Virginia Gov. Ralph Northam said that leaders in Northern Virginia were “following the data” in determining not to move into Phase 1 of the reopening plan with the rest of the state.
The city of Alexandria and Arlington, Fairfax, Loudoun and Prince William counties, which make up most of Northern Virginia and all border either the District of Columbia or Maryland, have the state’s worst coronavirus case numbers. Local leaders told Mr. Northam in a letter that they weren’t ready to enter Phase 1 of reopening until at least May 29.
“We haven’t set any particular timeline,” the Democratic governor said. “We will continue to follow that daily. We will be in communication with those (local) leaders, and when they are comfortable, and when the data supports a movement into Phase 1, we will do so.”
Virginia reported 32,908 total cases of COVID-19 as of Wednesday, with 3,979 hospitalizations and 1,074 deaths, out of an estimated population of 8.5 million.
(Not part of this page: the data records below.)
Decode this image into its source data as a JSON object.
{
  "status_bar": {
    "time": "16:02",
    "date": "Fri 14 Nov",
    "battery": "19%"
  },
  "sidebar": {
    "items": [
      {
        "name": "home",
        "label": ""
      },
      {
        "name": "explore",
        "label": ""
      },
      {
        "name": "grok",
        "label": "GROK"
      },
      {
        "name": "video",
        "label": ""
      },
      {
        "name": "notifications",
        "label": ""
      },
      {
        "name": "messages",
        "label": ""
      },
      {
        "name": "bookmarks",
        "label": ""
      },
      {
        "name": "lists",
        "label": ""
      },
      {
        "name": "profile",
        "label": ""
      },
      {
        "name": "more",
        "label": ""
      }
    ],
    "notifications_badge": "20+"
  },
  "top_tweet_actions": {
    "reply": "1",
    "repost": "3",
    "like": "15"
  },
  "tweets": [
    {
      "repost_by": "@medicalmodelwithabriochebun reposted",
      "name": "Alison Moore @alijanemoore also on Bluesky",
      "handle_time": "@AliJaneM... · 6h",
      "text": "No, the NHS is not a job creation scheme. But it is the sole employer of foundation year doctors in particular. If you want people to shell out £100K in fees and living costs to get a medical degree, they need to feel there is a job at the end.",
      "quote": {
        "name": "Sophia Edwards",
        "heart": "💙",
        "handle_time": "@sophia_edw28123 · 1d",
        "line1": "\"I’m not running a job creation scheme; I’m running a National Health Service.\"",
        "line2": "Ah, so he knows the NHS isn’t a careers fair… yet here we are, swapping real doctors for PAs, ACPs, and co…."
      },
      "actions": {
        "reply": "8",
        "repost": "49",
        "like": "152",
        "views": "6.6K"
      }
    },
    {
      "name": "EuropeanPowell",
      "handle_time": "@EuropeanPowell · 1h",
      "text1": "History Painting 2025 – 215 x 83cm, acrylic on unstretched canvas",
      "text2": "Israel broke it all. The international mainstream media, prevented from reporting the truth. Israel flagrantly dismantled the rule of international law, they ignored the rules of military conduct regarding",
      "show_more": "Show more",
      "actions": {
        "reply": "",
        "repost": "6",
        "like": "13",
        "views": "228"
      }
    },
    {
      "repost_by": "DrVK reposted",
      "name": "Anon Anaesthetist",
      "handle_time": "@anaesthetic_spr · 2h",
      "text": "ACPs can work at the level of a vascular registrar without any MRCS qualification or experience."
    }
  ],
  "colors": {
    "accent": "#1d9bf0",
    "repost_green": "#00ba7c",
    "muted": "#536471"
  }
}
Fairfax County alone made up roughly one-quarter of those victims with 8,163 cases, along with 302 deaths.
Most of the state entered the first phase of an economic reopening on May 15, though a statewide state of emergency remains in effect through June 10.
Phase 1 in Virginia allows places of worship and nonessential retail establishments — including restaurants and bars with outdoor seating, barbershops and salons — to open at 50 percent capacity.
Mr. Northam also said he did not have a timeline in mind for when to move Virginia into Phase 2 of the reopening plan.
“The earliest would be two weeks from when we went into Phase 1,” he said. “But again, we’re following the different metrics that we’ve outlined previously. But I haven’t set a specific time to make that announcement yet.”